*** Provided data Section Begins ***

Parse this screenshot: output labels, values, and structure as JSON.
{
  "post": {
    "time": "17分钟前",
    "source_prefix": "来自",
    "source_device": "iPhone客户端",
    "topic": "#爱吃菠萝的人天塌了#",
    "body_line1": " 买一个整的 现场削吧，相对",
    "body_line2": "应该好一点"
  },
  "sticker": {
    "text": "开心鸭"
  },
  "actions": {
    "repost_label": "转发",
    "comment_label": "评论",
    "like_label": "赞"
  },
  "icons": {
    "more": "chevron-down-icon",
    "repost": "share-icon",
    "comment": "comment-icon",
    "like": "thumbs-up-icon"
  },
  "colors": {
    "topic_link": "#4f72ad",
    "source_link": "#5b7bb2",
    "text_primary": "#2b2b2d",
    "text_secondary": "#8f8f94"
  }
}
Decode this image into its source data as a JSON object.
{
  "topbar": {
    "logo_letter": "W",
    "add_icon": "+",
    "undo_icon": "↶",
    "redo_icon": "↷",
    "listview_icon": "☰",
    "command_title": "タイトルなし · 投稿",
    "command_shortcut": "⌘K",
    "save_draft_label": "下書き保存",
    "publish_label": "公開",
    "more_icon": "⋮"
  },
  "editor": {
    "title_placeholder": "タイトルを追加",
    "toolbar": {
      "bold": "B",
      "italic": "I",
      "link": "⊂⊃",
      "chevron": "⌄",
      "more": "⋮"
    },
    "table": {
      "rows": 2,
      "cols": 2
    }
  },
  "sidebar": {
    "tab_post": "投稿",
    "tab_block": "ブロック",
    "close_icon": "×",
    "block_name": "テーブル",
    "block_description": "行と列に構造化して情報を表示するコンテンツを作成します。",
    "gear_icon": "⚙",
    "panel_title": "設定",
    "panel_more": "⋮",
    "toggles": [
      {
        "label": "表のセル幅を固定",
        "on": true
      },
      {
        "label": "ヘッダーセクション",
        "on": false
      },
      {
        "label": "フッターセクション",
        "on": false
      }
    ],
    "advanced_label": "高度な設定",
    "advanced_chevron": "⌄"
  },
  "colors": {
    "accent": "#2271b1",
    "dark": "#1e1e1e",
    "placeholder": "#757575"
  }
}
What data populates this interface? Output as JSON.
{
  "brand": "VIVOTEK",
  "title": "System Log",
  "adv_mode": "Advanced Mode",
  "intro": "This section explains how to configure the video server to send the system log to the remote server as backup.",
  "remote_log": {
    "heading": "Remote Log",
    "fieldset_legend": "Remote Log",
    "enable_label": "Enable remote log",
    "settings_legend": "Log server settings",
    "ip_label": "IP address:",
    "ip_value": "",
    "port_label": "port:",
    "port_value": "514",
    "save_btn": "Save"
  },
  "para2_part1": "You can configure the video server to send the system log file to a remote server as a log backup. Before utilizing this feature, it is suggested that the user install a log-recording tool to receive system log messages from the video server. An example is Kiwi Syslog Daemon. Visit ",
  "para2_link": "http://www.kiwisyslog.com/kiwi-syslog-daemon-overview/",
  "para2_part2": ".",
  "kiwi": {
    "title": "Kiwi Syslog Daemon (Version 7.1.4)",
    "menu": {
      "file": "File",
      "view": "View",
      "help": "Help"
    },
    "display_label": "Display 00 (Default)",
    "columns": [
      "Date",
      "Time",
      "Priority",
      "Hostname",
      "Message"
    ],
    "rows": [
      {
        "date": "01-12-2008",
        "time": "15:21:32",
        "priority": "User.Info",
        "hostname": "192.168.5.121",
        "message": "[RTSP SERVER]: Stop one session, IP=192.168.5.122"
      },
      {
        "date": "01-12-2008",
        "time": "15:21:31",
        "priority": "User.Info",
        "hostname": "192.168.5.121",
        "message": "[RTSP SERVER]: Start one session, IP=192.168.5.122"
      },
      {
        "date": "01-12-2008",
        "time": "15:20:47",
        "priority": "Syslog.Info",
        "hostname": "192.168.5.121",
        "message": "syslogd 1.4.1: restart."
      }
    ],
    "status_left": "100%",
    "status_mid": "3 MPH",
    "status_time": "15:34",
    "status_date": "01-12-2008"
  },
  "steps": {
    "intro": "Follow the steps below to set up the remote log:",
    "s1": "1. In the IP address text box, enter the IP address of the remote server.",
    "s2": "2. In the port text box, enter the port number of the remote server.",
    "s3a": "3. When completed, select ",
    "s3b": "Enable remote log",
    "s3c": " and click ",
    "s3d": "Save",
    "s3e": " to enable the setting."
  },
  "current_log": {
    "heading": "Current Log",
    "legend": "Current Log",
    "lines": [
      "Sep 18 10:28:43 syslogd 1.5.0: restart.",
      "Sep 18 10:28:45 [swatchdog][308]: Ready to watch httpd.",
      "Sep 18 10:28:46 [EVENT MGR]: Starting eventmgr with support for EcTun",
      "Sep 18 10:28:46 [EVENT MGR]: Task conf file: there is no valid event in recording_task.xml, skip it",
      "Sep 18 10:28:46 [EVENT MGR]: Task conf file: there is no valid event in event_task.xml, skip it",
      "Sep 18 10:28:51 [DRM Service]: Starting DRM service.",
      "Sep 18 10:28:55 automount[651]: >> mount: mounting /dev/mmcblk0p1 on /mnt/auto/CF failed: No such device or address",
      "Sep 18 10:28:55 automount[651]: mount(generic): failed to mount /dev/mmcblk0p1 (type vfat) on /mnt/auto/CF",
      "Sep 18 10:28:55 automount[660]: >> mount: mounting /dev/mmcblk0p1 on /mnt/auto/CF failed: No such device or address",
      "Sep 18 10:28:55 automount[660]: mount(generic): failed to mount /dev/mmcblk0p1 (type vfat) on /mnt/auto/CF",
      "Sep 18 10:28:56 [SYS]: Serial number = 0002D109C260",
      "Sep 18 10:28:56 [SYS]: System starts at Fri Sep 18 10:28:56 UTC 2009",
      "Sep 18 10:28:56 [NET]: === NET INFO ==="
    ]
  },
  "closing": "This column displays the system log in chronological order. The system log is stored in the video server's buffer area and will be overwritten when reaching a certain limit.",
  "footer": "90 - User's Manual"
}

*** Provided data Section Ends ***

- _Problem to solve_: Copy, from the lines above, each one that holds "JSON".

- _Answer box_:
Parse this screenshot: output labels, values, and structure as JSON.
Decode this image into its source data as a JSON object.
What data populates this interface? Output as JSON.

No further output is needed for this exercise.